Brazil’s unemployment rate grew from 12.4 to 13.1 percent, affecting 12.3 million people in July. In the month, another 438 thousand people went jobless, compared to June. Thus, the employed population dropped to 81.5 million workers, as per the Monthly National Household Sample Survey (PNAD COVID-19), published today (Aug. 20) by the government’s statistics agency IBGE.
Of the 9.7 million people laid off work, 6.8 million stated the reason was the social distancing brought about by the COVID-19 pandemic, down 42.6 percent from the number of people off work in June.
Research coordinator Maria Lúcia Vieira believes the change may represent a return to work or dismissals. “This corresponds to less than half of the people off work in May, when the survey started. They may have returned to work or may have been fired,” she pointed out.
The study also found that, of those not laid off from work, 8.4 million (11.7%) were working remotely.
The survey released today shows that the percentage of employed people among the population at working age went from 49 in June to 47.9 percent in July. Of the 81.5 million people employed in July, 9.7 million were laid off from work. Of these, 6.8 million named social distancing as the reason for the layoff. Compared to June, the two groups sank 34 and 42.6 percent, respectively.
Of the total of people employed, the proportion of people laid off because of the pandemic shrank from 14.2 to 8.3 percent. Most of the 27 Brazilian states saw a reduction in this indicator, except for Amapá, Rio Grande do Sul, and Rondônia.
Of the employed population, some 3.2 million had no remuneration, which accounts for 32.4 percent of the people laid off from work. In June, nearly half of layoffs (48.4%) had no remuneration.
Unemployment, IBGE explains, covers people at working age (older than 14) who are not working but are available and attempting to find work. Thus, for a person to be considered unemployed, not having a job is not enough.

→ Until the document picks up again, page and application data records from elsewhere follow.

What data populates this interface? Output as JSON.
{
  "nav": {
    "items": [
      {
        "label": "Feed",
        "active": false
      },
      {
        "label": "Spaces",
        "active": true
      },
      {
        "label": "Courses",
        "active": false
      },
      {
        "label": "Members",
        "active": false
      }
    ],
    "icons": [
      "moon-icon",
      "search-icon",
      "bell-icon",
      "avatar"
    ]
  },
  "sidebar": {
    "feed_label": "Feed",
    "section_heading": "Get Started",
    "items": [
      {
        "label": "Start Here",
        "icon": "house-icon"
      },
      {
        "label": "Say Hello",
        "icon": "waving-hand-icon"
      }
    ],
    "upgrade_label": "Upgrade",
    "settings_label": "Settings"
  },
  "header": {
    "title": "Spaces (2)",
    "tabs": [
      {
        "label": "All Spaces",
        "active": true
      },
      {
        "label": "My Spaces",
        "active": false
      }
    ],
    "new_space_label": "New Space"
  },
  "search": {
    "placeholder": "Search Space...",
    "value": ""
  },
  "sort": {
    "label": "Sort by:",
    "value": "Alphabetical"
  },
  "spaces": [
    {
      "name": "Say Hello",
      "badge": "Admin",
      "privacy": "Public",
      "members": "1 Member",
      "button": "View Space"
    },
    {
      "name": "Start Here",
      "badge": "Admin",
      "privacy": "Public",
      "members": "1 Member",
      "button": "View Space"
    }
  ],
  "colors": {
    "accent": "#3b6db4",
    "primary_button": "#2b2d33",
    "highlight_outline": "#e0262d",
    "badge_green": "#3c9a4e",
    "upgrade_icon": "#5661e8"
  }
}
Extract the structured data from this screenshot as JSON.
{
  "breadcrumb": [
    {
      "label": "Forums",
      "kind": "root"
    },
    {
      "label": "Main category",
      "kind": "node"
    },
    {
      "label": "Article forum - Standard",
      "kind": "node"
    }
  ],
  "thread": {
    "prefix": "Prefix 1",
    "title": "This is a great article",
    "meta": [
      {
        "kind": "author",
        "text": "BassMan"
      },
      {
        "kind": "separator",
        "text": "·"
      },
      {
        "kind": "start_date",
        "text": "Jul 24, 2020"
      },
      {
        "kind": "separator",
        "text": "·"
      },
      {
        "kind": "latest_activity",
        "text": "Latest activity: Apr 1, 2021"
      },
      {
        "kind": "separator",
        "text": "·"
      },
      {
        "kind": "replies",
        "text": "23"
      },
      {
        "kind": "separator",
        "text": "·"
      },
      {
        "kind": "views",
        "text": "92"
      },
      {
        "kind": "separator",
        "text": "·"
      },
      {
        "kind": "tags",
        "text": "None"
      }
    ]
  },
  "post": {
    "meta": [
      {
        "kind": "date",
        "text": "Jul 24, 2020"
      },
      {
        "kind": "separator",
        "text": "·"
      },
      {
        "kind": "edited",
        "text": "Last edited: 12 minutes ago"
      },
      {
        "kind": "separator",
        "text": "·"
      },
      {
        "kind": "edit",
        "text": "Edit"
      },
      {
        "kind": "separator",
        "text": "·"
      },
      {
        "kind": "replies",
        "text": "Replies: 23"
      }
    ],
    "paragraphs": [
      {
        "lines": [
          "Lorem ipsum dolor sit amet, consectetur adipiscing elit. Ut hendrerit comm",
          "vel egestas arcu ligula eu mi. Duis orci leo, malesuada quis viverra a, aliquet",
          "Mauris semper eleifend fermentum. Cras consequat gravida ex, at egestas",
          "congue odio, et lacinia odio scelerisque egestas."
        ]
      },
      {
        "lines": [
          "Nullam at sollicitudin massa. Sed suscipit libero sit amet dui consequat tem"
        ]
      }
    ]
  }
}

Last month, the population out of the work force was estimated at 76.5 million people, up 2.1 percent against June. Of the total, 28.2 million, or 36.9 percent, would like to work, but did not seek employment; and 19 million, 24.8 percent, said the pandemic or the lack of a job nearby prevented the search, despite their willingness to work.